Problem requirements ▸
Lines of the listing below that contain the string "icon" are to be returned.

Information ▸

:::

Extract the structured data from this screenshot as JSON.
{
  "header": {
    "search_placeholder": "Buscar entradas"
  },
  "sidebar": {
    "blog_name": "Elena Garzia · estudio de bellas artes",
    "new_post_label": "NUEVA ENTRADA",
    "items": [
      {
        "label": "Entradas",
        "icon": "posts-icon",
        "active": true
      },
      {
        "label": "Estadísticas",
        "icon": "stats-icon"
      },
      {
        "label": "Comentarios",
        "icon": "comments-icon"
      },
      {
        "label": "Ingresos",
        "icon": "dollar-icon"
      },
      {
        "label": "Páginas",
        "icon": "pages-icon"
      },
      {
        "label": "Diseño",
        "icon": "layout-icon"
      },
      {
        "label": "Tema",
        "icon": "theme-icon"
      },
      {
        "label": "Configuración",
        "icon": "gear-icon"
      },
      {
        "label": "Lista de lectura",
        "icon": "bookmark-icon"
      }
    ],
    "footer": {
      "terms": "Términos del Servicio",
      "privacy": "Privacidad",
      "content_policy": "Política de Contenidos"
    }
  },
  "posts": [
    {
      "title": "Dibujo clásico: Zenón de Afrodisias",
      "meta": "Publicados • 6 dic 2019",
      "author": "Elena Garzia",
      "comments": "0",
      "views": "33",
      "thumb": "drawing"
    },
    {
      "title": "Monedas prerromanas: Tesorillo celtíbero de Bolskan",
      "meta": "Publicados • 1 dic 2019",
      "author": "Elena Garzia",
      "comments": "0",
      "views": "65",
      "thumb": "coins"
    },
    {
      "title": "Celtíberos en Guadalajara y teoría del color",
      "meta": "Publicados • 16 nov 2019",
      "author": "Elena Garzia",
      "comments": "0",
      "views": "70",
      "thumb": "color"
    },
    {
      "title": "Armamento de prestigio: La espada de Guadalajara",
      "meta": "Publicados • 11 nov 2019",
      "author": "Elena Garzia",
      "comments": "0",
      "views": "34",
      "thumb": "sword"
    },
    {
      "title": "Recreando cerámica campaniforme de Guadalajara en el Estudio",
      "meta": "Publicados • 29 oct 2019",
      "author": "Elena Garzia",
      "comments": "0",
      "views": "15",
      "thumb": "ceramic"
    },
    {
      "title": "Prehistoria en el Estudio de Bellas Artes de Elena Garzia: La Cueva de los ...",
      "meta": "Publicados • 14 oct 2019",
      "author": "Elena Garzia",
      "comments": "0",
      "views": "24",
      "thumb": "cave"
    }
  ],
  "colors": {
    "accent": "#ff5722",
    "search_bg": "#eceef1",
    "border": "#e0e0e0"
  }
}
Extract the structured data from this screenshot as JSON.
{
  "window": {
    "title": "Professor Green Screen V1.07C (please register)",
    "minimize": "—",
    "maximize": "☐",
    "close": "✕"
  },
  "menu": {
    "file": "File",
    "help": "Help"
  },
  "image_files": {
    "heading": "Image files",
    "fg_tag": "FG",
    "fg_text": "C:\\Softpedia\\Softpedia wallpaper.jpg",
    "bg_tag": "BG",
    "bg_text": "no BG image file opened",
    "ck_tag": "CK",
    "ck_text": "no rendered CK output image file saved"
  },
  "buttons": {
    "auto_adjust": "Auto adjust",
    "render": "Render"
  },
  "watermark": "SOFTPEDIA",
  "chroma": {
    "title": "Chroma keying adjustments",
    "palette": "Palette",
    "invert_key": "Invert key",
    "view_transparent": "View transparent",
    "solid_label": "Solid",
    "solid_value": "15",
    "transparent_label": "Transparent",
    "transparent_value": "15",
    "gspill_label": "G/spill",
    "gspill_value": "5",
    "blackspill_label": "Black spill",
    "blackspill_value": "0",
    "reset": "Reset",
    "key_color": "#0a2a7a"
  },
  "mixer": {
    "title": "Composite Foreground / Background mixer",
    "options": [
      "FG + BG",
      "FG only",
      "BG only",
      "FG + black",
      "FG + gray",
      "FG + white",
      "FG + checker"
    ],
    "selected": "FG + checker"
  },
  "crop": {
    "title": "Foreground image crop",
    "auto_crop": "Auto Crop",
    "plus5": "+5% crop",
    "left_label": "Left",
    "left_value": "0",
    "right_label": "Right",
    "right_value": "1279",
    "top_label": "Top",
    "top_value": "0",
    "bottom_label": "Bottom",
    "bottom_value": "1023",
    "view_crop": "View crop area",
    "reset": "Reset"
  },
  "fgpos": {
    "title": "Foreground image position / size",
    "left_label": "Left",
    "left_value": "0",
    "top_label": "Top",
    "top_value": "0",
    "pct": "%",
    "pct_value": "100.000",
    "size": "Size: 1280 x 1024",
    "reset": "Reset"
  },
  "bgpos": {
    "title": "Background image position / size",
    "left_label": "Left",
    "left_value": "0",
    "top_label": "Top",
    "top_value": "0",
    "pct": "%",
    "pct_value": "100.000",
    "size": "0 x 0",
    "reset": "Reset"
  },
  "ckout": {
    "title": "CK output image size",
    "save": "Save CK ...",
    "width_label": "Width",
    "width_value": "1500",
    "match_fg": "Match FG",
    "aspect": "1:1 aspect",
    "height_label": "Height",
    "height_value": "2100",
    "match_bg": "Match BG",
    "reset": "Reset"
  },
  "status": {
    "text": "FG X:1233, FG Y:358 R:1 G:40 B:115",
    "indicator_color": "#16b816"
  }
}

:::

Written answer ▸
        "icon": "posts-icon",
        "icon": "stats-icon"
        "icon": "comments-icon"
        "icon": "dollar-icon"
        "icon": "pages-icon"
        "icon": "layout-icon"
        "icon": "theme-icon"
        "icon": "gear-icon"
        "icon": "bookmark-icon"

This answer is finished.